One pair of jeans used just shy of a whole bar, so you'll still have some left over for touch ups or treating a tote bag or pair of canvas sneakers. Otter Wax is actually meant for uber-practical uses: waterproofing bags, jackets, hats, camping gear and luggage -- really any fabric item you want to protect from rain, snow and sleet. It's just a cool side benefit that you can also use it to make your jeans more fashionable!

Otter Wax is made in the USA (Portland, Oregon, to be exact) of pure beeswax (along with other plant-based waxes and oils) and contains absolutely no petroleum, paraffin or silicone. It has a very faint woodsy scent, not overpowering at all -- and the smell fades once your item is cured. Plus, the packaging the bar comes in is made of 100% post-consumer materials, so waste is kept to a minimum.

The finished product! (2 days later...)

The finished product! (2 days later...)

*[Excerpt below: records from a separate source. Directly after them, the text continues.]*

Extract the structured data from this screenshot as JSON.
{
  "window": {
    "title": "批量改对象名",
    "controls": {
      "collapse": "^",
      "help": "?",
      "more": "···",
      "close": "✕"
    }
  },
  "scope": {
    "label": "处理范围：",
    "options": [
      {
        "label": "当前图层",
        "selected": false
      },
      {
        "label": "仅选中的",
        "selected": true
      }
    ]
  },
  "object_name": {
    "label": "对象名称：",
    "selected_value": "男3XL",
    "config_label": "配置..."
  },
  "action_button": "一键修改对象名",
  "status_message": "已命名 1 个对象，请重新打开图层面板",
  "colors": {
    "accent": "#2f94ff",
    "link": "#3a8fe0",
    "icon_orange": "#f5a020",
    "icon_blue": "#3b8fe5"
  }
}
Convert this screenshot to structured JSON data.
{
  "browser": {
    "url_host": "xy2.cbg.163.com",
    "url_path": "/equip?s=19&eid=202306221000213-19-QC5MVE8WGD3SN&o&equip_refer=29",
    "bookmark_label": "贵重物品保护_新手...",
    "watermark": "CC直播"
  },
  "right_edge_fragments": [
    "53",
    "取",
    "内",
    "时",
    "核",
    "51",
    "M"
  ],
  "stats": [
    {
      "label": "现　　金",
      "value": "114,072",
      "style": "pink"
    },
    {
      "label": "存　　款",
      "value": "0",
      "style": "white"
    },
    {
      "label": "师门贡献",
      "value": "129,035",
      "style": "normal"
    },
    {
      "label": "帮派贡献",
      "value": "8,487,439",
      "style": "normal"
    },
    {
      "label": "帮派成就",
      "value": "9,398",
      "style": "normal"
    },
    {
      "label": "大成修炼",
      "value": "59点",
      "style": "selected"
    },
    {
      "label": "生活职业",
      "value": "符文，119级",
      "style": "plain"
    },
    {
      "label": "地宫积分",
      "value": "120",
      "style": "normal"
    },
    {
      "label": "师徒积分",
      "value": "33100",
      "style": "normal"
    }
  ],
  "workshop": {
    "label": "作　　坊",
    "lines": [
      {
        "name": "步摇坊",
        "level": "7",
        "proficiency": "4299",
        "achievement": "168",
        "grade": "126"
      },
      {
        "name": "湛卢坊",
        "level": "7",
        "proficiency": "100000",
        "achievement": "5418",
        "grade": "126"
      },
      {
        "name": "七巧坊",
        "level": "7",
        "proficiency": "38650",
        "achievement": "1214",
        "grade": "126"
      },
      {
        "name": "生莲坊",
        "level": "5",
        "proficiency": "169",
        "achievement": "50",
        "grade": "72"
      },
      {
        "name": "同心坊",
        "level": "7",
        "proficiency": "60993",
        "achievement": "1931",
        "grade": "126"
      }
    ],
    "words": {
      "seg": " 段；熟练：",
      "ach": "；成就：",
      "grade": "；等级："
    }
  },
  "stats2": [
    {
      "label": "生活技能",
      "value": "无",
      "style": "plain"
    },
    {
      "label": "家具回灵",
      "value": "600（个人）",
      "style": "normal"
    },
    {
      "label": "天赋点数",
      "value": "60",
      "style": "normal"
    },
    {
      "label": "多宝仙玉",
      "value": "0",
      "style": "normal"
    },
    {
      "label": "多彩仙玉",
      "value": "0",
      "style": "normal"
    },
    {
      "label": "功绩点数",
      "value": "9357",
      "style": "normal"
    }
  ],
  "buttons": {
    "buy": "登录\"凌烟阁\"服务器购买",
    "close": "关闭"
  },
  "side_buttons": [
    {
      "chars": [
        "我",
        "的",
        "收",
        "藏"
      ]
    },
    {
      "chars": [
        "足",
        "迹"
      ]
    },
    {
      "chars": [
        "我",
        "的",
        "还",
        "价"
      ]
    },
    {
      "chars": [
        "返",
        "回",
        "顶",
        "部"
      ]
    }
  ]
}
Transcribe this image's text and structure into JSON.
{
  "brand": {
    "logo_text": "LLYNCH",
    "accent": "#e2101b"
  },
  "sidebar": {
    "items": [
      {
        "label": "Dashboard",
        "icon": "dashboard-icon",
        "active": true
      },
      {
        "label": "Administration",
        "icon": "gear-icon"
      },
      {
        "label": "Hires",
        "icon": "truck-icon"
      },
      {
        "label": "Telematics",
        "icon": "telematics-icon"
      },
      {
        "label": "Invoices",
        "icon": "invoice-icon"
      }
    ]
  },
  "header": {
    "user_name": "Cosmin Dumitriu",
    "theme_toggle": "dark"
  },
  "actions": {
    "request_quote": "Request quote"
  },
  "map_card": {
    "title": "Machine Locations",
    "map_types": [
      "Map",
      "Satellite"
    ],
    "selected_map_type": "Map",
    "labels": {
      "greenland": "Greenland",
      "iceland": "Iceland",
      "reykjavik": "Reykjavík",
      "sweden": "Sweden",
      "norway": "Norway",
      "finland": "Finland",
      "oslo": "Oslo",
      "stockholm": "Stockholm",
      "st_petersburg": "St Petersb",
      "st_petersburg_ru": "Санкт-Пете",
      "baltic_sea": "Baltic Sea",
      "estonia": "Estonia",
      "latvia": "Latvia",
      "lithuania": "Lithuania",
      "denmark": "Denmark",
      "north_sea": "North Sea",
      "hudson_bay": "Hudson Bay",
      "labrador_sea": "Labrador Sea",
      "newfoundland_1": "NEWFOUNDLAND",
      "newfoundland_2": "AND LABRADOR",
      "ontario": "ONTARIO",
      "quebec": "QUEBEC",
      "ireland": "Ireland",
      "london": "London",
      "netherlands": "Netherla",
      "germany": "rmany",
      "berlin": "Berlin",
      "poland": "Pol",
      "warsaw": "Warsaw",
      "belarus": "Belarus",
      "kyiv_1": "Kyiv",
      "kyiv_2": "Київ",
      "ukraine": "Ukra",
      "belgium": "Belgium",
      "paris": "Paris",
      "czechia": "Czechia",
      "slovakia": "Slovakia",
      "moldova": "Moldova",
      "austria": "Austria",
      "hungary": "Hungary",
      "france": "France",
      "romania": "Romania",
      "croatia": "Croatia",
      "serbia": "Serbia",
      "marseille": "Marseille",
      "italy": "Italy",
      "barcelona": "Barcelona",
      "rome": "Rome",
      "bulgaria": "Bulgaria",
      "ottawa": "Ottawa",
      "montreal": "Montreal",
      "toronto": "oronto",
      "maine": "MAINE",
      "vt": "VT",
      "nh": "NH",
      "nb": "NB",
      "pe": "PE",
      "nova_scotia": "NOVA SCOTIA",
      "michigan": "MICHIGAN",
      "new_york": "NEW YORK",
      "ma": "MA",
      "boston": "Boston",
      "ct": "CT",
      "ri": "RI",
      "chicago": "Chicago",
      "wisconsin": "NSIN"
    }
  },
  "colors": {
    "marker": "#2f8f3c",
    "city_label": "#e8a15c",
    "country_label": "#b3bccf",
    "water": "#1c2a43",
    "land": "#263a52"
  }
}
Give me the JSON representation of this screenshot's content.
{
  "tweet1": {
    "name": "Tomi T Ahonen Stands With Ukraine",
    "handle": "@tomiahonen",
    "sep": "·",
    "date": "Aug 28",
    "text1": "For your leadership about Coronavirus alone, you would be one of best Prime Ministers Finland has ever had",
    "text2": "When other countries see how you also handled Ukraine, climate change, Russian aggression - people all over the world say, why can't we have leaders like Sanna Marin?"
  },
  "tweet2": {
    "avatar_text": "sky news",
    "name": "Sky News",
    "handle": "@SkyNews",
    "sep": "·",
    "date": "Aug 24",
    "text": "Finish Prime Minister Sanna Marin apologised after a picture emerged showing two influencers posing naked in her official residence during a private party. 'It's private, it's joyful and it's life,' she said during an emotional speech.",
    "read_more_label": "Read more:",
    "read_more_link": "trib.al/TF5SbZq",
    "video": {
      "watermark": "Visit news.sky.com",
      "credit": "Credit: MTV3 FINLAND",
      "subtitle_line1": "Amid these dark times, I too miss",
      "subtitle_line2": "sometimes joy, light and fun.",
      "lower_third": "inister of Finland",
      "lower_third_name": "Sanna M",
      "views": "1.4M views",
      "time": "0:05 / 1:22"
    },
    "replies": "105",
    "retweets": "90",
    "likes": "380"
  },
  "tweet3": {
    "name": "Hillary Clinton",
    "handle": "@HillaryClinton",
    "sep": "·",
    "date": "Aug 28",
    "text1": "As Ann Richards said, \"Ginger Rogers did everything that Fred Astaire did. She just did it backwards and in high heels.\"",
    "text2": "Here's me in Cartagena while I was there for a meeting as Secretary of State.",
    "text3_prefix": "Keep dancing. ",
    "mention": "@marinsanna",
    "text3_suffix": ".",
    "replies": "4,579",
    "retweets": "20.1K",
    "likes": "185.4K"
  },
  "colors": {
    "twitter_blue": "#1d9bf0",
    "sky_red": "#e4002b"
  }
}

Washing any pair of waxed or coated jeans is a challenge -- and I've never washed mine, exactly. l mean, like, ever. It's true that you can put a pair of jeans in the freezer for a few hours to kill odor, but sometimes you just need a little soap and water to get rid of actual, factual dirt and grime buildup. You can indeed wash a pair of jeans that you've coated with Otter Wax -- you just need to be extra careful! And that means using the right soap. 

Regular laundry detergent will strip the wax right off of a treated garment, so the best way to wash a waxed item is to soak it inside out in a bucket filled with cold water and a few tablespoons of pure, liquid castile soap. Pure castile soap is vegetable based, so it won't break down the wax like proper detergent will. Otter Wax makes a castile-soap based canvas cleaner, but you can just as easily use a bit of Dr. Bronner's that you may have lurking in your bathroom.

Swish your inside-out waxed jeans around in the cold soapy water mixture for about five minutes, using a rag to gently scrub the non-waxed side of the garment if necessary. Rinse thoroughly in cold water, leave them inside out, and hang to dry. Once your jeans are completely dry (at least a good 24 hours or so) you can touch up any areas where the wax has worn down. Et voilà! Now any old pair of jeans can look like they cost you a pretty penny when they actually didn't. 

I'm on Twitter: @IveyAlison